▶ _Records from a dataset_:
[Start of Attachment]
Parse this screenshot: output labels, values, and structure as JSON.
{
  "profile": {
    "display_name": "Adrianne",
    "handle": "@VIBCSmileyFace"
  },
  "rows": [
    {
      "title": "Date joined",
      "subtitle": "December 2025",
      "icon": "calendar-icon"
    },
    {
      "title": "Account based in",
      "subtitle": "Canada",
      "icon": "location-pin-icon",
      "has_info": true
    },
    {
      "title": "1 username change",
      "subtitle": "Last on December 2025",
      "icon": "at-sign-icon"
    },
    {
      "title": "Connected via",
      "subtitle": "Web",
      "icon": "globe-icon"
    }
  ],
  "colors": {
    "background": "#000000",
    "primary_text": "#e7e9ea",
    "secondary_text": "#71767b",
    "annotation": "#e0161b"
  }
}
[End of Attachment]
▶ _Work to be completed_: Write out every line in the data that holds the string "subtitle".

▶ _Finished exercise_:
      "subtitle": "December 2025",
      "subtitle": "Canada",
      "subtitle": "Last on December 2025",
      "subtitle": "Web",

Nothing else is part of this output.